Website and app data records:
Start of Block

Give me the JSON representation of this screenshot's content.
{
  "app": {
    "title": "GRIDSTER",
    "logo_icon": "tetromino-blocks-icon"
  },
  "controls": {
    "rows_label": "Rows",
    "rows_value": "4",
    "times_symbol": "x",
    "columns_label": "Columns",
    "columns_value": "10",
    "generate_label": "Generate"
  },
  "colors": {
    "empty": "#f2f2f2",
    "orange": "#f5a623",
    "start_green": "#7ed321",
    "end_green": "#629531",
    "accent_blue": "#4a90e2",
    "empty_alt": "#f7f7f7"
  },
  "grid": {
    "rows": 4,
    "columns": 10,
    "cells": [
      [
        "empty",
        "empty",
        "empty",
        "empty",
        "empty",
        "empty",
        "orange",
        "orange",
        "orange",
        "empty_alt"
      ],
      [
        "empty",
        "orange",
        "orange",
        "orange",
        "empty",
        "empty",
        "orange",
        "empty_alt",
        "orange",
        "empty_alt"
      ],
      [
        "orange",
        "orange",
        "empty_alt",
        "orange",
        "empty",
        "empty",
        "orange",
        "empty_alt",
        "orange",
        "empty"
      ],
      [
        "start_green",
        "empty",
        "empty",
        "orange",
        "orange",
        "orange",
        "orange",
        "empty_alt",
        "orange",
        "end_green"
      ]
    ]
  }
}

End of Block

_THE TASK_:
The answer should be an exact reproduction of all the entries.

_EXERCISE OUTPUT_:
Give me the JSON representation of this screenshot's content.
{
  "app": {
    "title": "GRIDSTER",
    "logo_icon": "tetromino-blocks-icon"
  },
  "controls": {
    "rows_label": "Rows",
    "rows_value": "4",
    "times_symbol": "x",
    "columns_label": "Columns",
    "columns_value": "10",
    "generate_label": "Generate"
  },
  "colors": {
    "empty": "#f2f2f2",
    "orange": "#f5a623",
    "start_green": "#7ed321",
    "end_green": "#629531",
    "accent_blue": "#4a90e2",
    "empty_alt": "#f7f7f7"
  },
  "grid": {
    "rows": 4,
    "columns": 10,
    "cells": [
      [
        "empty",
        "empty",
        "empty",
        "empty",
        "empty",
        "empty",
        "orange",
        "orange",
        "orange",
        "empty_alt"
      ],
      [
        "empty",
        "orange",
        "orange",
        "orange",
        "empty",
        "empty",
        "orange",
        "empty_alt",
        "orange",
        "empty_alt"
      ],
      [
        "orange",
        "orange",
        "empty_alt",
        "orange",
        "empty",
        "empty",
        "orange",
        "empty_alt",
        "orange",
        "empty"
      ],
      [
        "start_green",
        "empty",
        "empty",
        "orange",
        "orange",
        "orange",
        "orange",
        "empty_alt",
        "orange",
        "end_green"
      ]
    ]
  }
}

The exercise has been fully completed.